------ Supplied data ------
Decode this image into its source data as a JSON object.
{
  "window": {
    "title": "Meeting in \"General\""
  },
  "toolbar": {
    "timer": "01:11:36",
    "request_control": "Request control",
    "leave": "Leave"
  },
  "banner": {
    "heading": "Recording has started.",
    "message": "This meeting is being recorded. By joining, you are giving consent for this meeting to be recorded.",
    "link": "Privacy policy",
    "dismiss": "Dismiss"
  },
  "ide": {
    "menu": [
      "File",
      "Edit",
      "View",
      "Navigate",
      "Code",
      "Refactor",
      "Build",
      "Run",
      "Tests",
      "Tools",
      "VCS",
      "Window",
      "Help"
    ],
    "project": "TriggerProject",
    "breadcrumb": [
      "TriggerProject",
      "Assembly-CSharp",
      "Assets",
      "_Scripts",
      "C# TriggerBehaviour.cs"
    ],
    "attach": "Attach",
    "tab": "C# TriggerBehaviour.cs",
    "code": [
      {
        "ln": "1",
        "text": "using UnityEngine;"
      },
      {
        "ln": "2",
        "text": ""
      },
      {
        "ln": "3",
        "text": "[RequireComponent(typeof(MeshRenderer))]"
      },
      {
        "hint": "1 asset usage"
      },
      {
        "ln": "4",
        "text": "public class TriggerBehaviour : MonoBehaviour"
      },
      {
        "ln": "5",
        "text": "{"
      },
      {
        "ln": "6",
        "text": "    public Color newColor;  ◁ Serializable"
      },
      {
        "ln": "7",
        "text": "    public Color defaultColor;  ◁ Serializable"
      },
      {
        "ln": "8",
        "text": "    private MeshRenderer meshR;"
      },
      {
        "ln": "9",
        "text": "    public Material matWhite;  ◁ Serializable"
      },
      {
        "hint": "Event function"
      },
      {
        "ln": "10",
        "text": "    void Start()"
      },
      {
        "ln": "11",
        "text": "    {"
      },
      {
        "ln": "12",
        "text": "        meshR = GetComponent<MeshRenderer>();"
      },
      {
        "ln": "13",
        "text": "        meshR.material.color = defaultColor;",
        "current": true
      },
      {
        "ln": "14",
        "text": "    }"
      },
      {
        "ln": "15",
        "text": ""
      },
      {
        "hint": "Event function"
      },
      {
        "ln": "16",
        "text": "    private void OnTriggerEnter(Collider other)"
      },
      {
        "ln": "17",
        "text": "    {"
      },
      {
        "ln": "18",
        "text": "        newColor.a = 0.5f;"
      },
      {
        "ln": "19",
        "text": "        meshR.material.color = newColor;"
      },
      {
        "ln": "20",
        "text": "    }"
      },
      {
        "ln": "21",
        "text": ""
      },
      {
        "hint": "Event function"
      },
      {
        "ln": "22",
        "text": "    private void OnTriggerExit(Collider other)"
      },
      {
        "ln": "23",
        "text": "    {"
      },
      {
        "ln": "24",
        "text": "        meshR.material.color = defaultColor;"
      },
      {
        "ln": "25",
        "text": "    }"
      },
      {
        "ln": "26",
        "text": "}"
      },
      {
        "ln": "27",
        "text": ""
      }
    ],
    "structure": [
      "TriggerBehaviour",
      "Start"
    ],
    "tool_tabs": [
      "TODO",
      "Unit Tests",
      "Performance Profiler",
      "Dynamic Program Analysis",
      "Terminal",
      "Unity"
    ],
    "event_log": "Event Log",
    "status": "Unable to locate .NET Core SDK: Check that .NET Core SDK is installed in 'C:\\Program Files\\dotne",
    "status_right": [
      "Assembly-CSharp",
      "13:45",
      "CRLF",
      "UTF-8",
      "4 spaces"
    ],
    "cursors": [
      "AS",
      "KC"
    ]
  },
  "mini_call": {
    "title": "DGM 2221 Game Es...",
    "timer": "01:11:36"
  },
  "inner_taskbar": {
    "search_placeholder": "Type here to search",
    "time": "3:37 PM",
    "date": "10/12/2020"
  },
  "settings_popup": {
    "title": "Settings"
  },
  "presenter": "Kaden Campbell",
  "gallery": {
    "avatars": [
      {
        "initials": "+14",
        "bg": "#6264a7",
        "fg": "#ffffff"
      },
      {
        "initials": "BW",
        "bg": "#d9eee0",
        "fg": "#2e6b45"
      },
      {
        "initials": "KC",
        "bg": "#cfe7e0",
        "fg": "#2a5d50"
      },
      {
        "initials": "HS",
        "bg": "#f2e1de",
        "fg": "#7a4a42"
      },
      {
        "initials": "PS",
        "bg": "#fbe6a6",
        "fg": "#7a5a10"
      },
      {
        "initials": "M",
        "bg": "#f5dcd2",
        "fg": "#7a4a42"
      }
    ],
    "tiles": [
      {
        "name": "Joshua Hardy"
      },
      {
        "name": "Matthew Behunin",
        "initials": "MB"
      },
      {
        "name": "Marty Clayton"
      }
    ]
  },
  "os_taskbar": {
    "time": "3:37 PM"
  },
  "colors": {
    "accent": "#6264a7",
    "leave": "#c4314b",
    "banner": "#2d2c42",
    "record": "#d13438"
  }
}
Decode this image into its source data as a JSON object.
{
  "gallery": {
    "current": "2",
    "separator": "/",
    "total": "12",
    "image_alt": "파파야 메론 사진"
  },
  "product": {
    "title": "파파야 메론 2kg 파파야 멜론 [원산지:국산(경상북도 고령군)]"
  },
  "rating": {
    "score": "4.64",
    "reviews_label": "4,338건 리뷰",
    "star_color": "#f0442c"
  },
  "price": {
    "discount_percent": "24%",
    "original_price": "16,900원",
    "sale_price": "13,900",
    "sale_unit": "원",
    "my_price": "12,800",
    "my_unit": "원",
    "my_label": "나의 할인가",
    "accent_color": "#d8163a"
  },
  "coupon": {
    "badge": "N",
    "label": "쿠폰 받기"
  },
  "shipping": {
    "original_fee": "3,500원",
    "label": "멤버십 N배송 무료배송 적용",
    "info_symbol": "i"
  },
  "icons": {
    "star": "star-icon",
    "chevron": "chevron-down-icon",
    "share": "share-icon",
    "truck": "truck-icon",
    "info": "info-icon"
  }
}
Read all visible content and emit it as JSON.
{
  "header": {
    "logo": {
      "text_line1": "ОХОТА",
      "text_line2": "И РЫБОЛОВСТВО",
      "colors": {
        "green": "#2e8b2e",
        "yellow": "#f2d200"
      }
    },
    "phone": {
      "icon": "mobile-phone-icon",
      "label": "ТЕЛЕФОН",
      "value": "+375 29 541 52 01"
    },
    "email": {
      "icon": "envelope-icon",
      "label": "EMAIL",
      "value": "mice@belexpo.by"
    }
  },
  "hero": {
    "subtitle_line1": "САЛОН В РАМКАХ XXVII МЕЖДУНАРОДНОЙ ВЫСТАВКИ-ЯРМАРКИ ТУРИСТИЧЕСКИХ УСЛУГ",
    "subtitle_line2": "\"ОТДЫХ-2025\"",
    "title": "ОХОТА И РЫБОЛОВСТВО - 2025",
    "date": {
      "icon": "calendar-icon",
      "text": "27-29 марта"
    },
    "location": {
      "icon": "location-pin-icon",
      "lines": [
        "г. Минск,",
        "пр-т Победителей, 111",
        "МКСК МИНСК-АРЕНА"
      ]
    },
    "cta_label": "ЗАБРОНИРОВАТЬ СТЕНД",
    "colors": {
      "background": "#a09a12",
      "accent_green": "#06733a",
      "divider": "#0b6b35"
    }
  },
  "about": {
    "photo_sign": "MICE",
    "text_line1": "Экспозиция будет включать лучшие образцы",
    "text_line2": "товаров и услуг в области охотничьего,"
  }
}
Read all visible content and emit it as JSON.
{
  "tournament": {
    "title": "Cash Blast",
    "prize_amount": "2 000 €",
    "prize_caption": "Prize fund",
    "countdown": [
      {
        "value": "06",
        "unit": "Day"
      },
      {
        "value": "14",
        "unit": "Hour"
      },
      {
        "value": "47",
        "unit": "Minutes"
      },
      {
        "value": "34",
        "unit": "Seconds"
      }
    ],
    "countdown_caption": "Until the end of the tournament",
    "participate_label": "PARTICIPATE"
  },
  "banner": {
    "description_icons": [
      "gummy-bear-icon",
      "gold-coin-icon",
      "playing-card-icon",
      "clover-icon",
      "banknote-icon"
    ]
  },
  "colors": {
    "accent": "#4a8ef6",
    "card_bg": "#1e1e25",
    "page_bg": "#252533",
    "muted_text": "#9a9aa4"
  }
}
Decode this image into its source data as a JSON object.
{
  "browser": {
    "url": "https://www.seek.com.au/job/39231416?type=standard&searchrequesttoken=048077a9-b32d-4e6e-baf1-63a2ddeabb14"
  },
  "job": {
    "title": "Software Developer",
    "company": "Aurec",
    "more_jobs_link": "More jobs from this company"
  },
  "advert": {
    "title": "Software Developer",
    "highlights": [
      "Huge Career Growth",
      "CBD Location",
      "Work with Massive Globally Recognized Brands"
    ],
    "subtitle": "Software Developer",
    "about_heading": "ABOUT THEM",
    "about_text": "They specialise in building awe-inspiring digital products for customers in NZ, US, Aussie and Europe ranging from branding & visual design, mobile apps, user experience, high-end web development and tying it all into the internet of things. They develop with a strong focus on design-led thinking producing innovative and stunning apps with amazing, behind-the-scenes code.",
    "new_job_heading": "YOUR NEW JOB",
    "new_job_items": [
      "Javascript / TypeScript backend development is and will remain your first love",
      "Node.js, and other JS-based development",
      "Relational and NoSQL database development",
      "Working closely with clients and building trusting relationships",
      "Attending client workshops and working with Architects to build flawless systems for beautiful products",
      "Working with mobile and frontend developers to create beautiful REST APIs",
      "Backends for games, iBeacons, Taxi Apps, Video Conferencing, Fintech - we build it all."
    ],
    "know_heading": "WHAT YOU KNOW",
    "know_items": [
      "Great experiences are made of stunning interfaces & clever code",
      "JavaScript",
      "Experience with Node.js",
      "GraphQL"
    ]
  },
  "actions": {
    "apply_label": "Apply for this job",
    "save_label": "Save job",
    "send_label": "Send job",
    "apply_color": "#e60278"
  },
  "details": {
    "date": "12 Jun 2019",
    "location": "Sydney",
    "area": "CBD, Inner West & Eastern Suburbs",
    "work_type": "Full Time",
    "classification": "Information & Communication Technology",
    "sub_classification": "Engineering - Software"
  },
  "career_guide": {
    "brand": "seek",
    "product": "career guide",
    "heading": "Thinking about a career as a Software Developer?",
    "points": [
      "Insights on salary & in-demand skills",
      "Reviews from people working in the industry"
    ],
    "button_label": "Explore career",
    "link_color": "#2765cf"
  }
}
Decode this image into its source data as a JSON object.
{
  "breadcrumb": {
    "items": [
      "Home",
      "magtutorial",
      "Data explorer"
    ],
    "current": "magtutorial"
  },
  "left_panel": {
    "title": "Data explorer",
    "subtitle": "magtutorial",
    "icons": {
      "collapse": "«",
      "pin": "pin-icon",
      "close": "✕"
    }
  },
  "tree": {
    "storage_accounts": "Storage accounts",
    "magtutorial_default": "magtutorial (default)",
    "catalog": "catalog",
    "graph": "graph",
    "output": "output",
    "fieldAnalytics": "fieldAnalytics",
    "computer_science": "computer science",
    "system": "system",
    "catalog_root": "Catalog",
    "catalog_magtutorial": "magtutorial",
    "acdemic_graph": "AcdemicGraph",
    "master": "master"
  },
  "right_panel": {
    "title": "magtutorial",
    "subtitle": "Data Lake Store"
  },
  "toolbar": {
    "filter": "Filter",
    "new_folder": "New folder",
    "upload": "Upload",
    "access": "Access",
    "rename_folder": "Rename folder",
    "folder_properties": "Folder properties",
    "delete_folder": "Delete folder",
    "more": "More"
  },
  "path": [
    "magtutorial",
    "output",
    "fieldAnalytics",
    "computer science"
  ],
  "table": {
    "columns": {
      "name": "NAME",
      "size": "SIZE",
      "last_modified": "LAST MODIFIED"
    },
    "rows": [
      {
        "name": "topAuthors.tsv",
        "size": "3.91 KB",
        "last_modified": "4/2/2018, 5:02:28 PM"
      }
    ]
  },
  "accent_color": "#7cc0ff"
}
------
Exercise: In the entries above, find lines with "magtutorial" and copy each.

Expected output:
      "magtutorial",
    "current": "magtutorial"
    "subtitle": "magtutorial",
    "magtutorial_default": "magtutorial (default)",
    "catalog_magtutorial": "magtutorial",
    "title": "magtutorial",
    "magtutorial",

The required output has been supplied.